Data records for software interfaces:

# # # # # # #

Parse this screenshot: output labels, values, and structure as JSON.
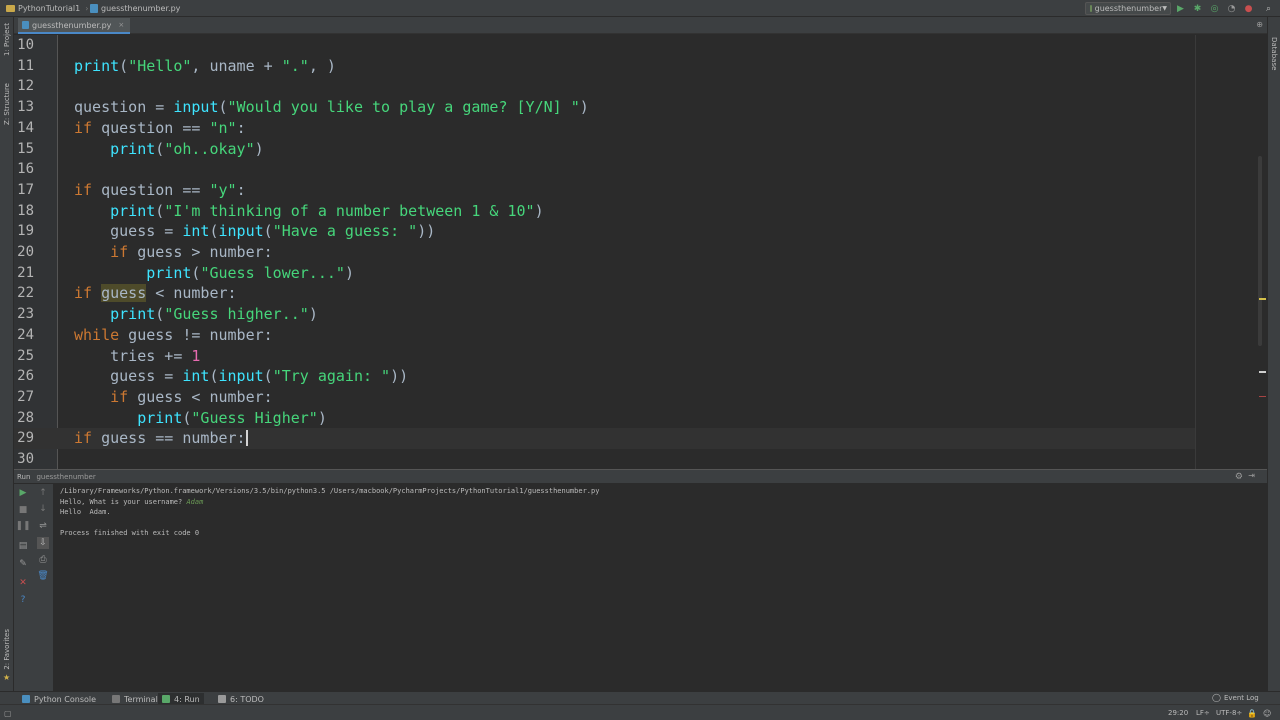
{
  "navbar": {
    "project": "PythonTutorial1",
    "file": "guessthenumber.py",
    "run_config": "guessthenumber",
    "buttons": [
      {
        "name": "run-button",
        "glyph": "▶",
        "color": "#59a869"
      },
      {
        "name": "debug-button",
        "glyph": "✱",
        "color": "#59a869"
      },
      {
        "name": "coverage-button",
        "glyph": "◎",
        "color": "#59a869"
      },
      {
        "name": "profile-button",
        "glyph": "◔",
        "color": "#9a9a9a"
      },
      {
        "name": "stop-button",
        "glyph": "●",
        "color": "#c94f4f"
      },
      {
        "name": "search-everywhere-button",
        "glyph": "⌕",
        "color": "#bbbbbb"
      }
    ]
  },
  "left_strip": {
    "project_tab": "1: Project",
    "structure_tab": "Z: Structure",
    "favorites_tab": "2: Favorites"
  },
  "right_strip": {
    "database_tab": "Database"
  },
  "editor": {
    "tab_label": "guessthenumber.py",
    "tab_close": "×",
    "lines": [
      {
        "n": "10",
        "tokens": []
      },
      {
        "n": "11",
        "tokens": [
          {
            "t": "print",
            "c": "fn"
          },
          {
            "t": "(",
            "c": ""
          },
          {
            "t": "\"Hello\"",
            "c": "str"
          },
          {
            "t": ", uname + ",
            "c": ""
          },
          {
            "t": "\".\"",
            "c": "str"
          },
          {
            "t": ", )",
            "c": ""
          }
        ]
      },
      {
        "n": "12",
        "tokens": []
      },
      {
        "n": "13",
        "tokens": [
          {
            "t": "question = ",
            "c": ""
          },
          {
            "t": "input",
            "c": "fn"
          },
          {
            "t": "(",
            "c": ""
          },
          {
            "t": "\"Would you like to play a game? [Y/N] \"",
            "c": "str"
          },
          {
            "t": ")",
            "c": ""
          }
        ]
      },
      {
        "n": "14",
        "tokens": [
          {
            "t": "if",
            "c": "kw"
          },
          {
            "t": " question == ",
            "c": ""
          },
          {
            "t": "\"n\"",
            "c": "str"
          },
          {
            "t": ":",
            "c": ""
          }
        ]
      },
      {
        "n": "15",
        "tokens": [
          {
            "t": "    ",
            "c": ""
          },
          {
            "t": "print",
            "c": "fn"
          },
          {
            "t": "(",
            "c": ""
          },
          {
            "t": "\"oh..okay\"",
            "c": "str"
          },
          {
            "t": ")",
            "c": ""
          }
        ]
      },
      {
        "n": "16",
        "tokens": []
      },
      {
        "n": "17",
        "tokens": [
          {
            "t": "if",
            "c": "kw"
          },
          {
            "t": " question == ",
            "c": ""
          },
          {
            "t": "\"y\"",
            "c": "str"
          },
          {
            "t": ":",
            "c": ""
          }
        ]
      },
      {
        "n": "18",
        "tokens": [
          {
            "t": "    ",
            "c": ""
          },
          {
            "t": "print",
            "c": "fn"
          },
          {
            "t": "(",
            "c": ""
          },
          {
            "t": "\"I'm thinking of a number between 1 & 10\"",
            "c": "str"
          },
          {
            "t": ")",
            "c": ""
          }
        ]
      },
      {
        "n": "19",
        "tokens": [
          {
            "t": "    guess = ",
            "c": ""
          },
          {
            "t": "int",
            "c": "fn"
          },
          {
            "t": "(",
            "c": ""
          },
          {
            "t": "input",
            "c": "fn"
          },
          {
            "t": "(",
            "c": ""
          },
          {
            "t": "\"Have a guess: \"",
            "c": "str"
          },
          {
            "t": "))",
            "c": ""
          }
        ]
      },
      {
        "n": "20",
        "tokens": [
          {
            "t": "    ",
            "c": ""
          },
          {
            "t": "if",
            "c": "kw"
          },
          {
            "t": " guess > number:",
            "c": ""
          }
        ]
      },
      {
        "n": "21",
        "tokens": [
          {
            "t": "        ",
            "c": ""
          },
          {
            "t": "print",
            "c": "fn"
          },
          {
            "t": "(",
            "c": ""
          },
          {
            "t": "\"Guess lower...\"",
            "c": "str"
          },
          {
            "t": ")",
            "c": ""
          }
        ]
      },
      {
        "n": "22",
        "tokens": [
          {
            "t": "if",
            "c": "kw"
          },
          {
            "t": " ",
            "c": ""
          },
          {
            "t": "guess",
            "c": "hl"
          },
          {
            "t": " < number:",
            "c": ""
          }
        ]
      },
      {
        "n": "23",
        "tokens": [
          {
            "t": "    ",
            "c": ""
          },
          {
            "t": "print",
            "c": "fn"
          },
          {
            "t": "(",
            "c": ""
          },
          {
            "t": "\"Guess higher..\"",
            "c": "str"
          },
          {
            "t": ")",
            "c": ""
          }
        ]
      },
      {
        "n": "24",
        "tokens": [
          {
            "t": "while",
            "c": "kw"
          },
          {
            "t": " guess != number:",
            "c": ""
          }
        ]
      },
      {
        "n": "25",
        "tokens": [
          {
            "t": "    tries += ",
            "c": ""
          },
          {
            "t": "1",
            "c": "num"
          }
        ]
      },
      {
        "n": "26",
        "tokens": [
          {
            "t": "    guess = ",
            "c": ""
          },
          {
            "t": "int",
            "c": "fn"
          },
          {
            "t": "(",
            "c": ""
          },
          {
            "t": "input",
            "c": "fn"
          },
          {
            "t": "(",
            "c": ""
          },
          {
            "t": "\"Try again: \"",
            "c": "str"
          },
          {
            "t": "))",
            "c": ""
          }
        ]
      },
      {
        "n": "27",
        "tokens": [
          {
            "t": "    ",
            "c": ""
          },
          {
            "t": "if",
            "c": "kw"
          },
          {
            "t": " guess < number:",
            "c": ""
          }
        ]
      },
      {
        "n": "28",
        "tokens": [
          {
            "t": "       ",
            "c": ""
          },
          {
            "t": "print",
            "c": "fn"
          },
          {
            "t": "(",
            "c": ""
          },
          {
            "t": "\"Guess Higher\"",
            "c": "str"
          },
          {
            "t": ")",
            "c": ""
          }
        ]
      },
      {
        "n": "29",
        "tokens": [
          {
            "t": "if",
            "c": "kw"
          },
          {
            "t": " guess == number:",
            "c": ""
          }
        ],
        "current": true
      },
      {
        "n": "30",
        "tokens": []
      }
    ]
  },
  "run_panel": {
    "title": "Run",
    "config": "guessthenumber",
    "console": [
      {
        "text": "/Library/Frameworks/Python.framework/Versions/3.5/bin/python3.5 /Users/macbook/PycharmProjects/PythonTutorial1/guessthenumber.py",
        "input": ""
      },
      {
        "text": "Hello, What is your username? ",
        "input": "Adam"
      },
      {
        "text": "Hello  Adam.",
        "input": ""
      },
      {
        "text": "",
        "input": ""
      },
      {
        "text": "Process finished with exit code 0",
        "input": ""
      }
    ]
  },
  "bottom_tabs": [
    {
      "label": "Python Console",
      "color": "#4a8fbf",
      "active": false
    },
    {
      "label": "Terminal",
      "color": "#777777",
      "active": false
    },
    {
      "label": "4: Run",
      "color": "#59a869",
      "active": true
    },
    {
      "label": "6: TODO",
      "color": "#9a9a9a",
      "active": false
    }
  ],
  "status": {
    "event_log": "Event Log",
    "position": "29:20",
    "line_sep": "LF÷",
    "encoding": "UTF-8÷"
  }
}
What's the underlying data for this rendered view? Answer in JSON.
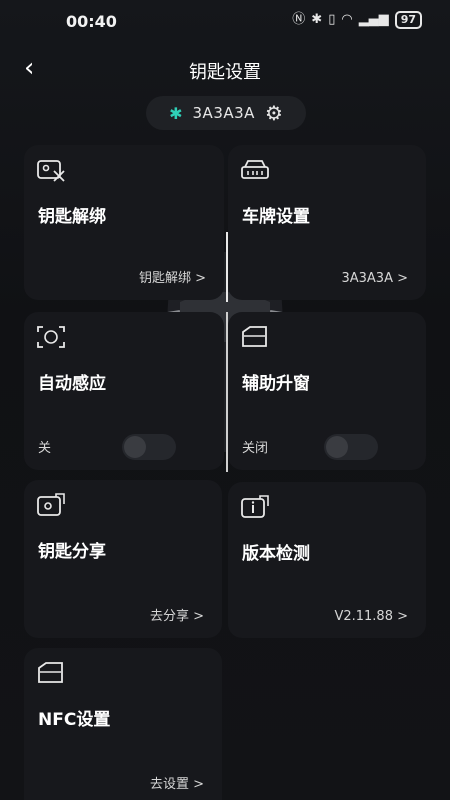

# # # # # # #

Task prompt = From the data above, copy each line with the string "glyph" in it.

Finished exercise =
        "glyph": "▶",
        "glyph": "✱",
        "glyph": "◎",
        "glyph": "◔",
        "glyph": "●",
        "glyph": "⌕",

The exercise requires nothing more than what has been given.